Google was an incredible place to work. They treat their employees, for the most part, very well and the calibre of people they hire is extraordinary. My focus was Google News Lab. I worked with fact-checkers from Indonesia, Singapore and Malaysia, and learned about the disinformation they were fighting from their governments. It could be disheartening because the problem is so big and we were just a small team.
I never, ever considered myself an activist in the traditional sense but when I read the article about Google quietly providing a pay-out of $90m to Andy Rubin I thought it was so hypocritical, it was against the values the company espoused. It just felt so black and white to me that I needed to provide my skills to the cause, which ended up creating a 20,000-person walkout that started in Asia and ended at the Mountain View headquarters. I knew my career wouldn’t be the same after that!

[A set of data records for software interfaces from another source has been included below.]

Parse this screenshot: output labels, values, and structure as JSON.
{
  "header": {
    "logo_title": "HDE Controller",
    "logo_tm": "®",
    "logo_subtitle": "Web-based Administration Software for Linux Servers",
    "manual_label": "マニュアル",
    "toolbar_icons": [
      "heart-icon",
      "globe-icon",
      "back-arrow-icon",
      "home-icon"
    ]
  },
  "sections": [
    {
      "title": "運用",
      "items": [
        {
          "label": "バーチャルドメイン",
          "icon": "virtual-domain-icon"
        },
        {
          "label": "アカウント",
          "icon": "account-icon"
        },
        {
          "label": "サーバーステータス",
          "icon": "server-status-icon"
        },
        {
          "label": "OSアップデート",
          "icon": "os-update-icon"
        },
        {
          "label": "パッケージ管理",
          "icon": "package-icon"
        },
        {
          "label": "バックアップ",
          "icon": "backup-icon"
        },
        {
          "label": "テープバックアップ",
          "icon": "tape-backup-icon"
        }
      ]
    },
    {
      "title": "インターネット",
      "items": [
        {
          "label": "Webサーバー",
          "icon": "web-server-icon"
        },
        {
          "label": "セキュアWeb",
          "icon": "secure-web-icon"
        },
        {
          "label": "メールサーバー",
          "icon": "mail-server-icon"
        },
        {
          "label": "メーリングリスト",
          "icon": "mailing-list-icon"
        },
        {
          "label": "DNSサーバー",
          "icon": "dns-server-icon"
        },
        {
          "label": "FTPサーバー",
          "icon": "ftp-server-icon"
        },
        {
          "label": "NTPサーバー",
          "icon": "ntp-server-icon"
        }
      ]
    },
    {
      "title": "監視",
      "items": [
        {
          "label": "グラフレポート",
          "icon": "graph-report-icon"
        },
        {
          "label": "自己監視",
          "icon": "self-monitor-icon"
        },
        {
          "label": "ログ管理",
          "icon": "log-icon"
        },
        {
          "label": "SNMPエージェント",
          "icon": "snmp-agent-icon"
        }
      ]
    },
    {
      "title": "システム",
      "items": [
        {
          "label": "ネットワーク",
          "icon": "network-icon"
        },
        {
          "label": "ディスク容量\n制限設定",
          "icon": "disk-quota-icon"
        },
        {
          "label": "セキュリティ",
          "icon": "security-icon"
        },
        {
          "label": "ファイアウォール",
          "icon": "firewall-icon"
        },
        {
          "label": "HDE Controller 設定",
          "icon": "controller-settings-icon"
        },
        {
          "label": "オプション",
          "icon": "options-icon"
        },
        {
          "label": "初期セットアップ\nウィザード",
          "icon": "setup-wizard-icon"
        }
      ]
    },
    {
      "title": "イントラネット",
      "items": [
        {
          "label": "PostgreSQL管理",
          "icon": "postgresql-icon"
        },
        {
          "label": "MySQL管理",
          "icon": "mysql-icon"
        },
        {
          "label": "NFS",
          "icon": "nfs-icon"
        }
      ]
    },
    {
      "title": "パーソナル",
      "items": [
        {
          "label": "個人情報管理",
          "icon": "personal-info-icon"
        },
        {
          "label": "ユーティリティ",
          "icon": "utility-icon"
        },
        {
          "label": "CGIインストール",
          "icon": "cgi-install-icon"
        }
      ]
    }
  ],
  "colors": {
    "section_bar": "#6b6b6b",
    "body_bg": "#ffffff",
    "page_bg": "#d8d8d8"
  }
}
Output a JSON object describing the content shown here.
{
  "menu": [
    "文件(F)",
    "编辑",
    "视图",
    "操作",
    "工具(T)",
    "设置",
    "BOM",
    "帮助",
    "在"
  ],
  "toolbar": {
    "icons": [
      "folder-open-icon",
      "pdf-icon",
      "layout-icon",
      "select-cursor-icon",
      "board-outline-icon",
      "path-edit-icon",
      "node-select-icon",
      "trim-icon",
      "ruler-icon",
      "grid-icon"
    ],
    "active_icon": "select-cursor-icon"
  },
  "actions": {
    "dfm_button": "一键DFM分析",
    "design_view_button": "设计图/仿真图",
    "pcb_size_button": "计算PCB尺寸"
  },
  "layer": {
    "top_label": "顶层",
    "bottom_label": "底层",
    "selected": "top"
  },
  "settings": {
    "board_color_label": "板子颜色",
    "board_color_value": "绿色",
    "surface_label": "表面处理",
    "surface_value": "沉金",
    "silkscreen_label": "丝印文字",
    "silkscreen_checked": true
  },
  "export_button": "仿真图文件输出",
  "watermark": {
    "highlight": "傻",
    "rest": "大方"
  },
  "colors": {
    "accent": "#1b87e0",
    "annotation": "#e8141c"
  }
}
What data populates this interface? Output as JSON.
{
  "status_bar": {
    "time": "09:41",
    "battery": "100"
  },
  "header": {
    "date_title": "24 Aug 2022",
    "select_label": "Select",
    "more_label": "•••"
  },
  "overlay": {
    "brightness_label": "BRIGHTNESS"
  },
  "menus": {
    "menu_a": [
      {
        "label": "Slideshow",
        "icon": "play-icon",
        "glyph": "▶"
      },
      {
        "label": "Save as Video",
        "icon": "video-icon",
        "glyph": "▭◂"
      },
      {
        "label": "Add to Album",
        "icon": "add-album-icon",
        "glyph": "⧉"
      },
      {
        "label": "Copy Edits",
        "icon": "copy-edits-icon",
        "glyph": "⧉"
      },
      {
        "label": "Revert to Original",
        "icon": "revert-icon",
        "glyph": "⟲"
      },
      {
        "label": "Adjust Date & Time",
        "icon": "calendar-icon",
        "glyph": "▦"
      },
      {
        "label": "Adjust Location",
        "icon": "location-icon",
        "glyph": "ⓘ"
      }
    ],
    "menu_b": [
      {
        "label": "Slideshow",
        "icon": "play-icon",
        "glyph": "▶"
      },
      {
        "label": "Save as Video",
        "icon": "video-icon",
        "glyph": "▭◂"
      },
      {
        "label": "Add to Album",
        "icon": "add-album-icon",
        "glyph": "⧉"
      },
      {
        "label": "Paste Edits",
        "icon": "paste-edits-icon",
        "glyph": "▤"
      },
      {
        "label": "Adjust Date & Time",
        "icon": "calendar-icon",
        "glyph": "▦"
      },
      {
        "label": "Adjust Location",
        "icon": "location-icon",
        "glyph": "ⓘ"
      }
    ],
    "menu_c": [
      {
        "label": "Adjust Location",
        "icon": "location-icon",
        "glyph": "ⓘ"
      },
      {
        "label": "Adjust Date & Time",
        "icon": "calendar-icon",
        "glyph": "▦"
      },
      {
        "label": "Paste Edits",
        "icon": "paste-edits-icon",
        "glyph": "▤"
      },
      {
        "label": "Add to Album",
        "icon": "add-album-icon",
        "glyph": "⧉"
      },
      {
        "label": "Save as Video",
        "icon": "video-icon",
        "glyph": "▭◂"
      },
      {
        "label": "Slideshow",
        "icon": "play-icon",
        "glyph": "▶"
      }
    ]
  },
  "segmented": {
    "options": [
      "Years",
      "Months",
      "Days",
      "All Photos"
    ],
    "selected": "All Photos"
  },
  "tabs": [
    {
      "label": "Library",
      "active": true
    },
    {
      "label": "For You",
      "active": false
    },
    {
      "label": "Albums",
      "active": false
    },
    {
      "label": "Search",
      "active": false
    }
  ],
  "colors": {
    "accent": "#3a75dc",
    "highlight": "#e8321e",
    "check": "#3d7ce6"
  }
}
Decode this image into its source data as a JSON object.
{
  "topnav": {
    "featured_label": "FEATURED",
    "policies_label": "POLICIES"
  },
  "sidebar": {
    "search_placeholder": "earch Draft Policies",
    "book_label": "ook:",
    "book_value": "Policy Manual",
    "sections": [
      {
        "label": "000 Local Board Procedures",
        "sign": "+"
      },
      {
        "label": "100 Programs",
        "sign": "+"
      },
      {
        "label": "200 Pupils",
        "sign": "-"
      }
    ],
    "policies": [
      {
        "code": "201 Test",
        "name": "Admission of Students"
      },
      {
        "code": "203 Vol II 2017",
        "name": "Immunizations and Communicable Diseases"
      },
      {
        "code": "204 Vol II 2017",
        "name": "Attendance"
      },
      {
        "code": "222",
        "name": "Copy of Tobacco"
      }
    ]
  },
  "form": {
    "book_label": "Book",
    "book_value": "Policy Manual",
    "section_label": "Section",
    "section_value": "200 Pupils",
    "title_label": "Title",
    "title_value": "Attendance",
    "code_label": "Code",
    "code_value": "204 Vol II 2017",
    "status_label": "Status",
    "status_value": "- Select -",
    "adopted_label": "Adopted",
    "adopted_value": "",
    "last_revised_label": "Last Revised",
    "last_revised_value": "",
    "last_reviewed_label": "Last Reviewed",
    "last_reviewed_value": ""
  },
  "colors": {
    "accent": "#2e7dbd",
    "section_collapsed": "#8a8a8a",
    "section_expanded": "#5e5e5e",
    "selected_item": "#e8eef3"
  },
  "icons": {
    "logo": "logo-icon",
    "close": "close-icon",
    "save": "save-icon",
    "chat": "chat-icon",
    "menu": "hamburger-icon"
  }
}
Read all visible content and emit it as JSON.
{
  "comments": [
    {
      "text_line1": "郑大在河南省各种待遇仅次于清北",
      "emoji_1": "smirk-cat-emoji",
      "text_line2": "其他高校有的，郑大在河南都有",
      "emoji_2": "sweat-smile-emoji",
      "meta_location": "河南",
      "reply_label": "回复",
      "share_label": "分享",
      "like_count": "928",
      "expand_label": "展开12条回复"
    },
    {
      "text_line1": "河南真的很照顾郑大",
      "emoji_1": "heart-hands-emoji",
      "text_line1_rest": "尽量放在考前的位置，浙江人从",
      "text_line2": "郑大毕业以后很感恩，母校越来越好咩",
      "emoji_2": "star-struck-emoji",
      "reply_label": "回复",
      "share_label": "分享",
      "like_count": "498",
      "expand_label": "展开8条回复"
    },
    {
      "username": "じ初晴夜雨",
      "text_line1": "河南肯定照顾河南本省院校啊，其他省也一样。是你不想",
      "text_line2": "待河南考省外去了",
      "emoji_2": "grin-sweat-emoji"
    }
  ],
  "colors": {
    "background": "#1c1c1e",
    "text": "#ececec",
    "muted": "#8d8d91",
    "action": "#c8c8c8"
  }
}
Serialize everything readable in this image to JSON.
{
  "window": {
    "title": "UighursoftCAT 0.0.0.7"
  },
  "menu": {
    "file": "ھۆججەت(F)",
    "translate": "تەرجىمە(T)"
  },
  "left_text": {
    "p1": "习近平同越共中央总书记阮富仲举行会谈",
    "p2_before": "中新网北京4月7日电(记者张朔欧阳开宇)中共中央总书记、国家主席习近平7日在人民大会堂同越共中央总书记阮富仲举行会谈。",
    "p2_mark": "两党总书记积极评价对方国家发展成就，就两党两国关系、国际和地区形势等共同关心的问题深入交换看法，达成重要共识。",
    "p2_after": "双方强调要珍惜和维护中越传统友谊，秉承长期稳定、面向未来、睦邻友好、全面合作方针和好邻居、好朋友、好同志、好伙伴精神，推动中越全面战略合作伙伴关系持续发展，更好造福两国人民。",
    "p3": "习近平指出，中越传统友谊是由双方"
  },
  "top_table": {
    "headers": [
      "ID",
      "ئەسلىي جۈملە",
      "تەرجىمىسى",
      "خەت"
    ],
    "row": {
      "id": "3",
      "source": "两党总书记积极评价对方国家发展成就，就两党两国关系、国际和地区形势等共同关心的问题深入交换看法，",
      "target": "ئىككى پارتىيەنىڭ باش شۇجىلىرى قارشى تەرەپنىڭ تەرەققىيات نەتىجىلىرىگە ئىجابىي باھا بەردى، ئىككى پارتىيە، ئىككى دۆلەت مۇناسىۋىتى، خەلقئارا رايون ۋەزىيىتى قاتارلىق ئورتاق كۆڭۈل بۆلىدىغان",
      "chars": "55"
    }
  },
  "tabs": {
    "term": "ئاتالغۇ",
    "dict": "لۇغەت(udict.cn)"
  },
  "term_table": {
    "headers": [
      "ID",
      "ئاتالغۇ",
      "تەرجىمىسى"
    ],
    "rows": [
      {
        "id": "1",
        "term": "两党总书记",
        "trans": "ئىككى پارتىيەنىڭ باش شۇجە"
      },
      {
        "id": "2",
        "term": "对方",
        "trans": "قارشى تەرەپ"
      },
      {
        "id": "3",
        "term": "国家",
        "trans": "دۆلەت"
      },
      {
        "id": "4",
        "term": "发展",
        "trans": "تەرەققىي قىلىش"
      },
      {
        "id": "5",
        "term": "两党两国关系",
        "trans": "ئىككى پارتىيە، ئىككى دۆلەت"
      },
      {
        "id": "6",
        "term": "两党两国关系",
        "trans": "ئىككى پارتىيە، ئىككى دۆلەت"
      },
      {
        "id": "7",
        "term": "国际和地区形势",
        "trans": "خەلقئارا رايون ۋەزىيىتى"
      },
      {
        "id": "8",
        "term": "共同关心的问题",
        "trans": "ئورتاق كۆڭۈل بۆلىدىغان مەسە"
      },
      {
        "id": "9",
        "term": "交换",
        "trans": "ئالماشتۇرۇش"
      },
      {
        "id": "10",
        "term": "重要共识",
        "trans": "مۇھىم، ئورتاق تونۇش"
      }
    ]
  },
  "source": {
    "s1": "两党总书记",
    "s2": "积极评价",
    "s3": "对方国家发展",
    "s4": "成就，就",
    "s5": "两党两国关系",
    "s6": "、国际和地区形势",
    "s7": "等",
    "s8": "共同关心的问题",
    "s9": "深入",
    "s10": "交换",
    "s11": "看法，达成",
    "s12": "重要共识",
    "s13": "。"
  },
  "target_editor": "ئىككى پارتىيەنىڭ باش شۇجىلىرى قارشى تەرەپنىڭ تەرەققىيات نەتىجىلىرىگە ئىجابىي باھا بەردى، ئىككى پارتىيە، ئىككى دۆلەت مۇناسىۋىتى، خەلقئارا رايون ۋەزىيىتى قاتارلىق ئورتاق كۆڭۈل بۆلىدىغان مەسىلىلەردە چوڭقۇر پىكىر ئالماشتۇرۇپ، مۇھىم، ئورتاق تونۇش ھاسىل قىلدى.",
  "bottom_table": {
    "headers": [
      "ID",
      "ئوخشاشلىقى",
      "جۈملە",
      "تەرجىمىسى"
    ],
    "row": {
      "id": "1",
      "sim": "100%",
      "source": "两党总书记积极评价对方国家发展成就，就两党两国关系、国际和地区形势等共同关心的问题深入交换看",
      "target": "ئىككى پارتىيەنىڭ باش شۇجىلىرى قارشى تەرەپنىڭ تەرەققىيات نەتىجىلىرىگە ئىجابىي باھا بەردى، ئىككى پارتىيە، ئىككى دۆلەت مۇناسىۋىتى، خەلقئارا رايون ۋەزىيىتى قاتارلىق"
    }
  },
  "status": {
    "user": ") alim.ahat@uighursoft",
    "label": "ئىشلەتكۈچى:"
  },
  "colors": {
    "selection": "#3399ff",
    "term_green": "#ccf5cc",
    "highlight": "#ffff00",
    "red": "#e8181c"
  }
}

Podcasting is a great place for storytelling. At the beginning of the pandemic, there was an immediate dip in listeners, but my shows specifically continued to do well because they were business shows and the business audience was very interested. I do think people are very interested in anything that can take you out of the moment we’re in; it’s why non-linear television is so popular. There’s such a plethora of incredible stories happening there, and podcasting is also in that space.
Not being available all the time is a really important skill. I think this 24/7 connection can be very detrimental to productivity and I have really learnt to create boundaries. There were times when I’d respond to texts at midnight that were not actually urgent. It’s about understanding what’s important and what can wait, and being really clear on that. I try to encourage getting a really good night’s sleep, taking care of yourself and spending time with your friends and family.
This has been a really hard year, especially for those who have kids and I think everyone should be gentler with themselves. However it also presents an opportunity for culture building and, for leaders who really have the appetite, to come up with new ways to connect with people virtually.
The best bit of advice I’ve ever received is to go out and tell the untold stories, the ones the mainstream media are missing. And from Helen Thomas: “Have courage.” Journalism is an awesome responsibility: we’re not just reporting for the people who live around us, but for the people we’re never going to meet.
The FIPP World Media Congress 2020 takes place online from 2-30 September. See the agenda here. See the ticket options here.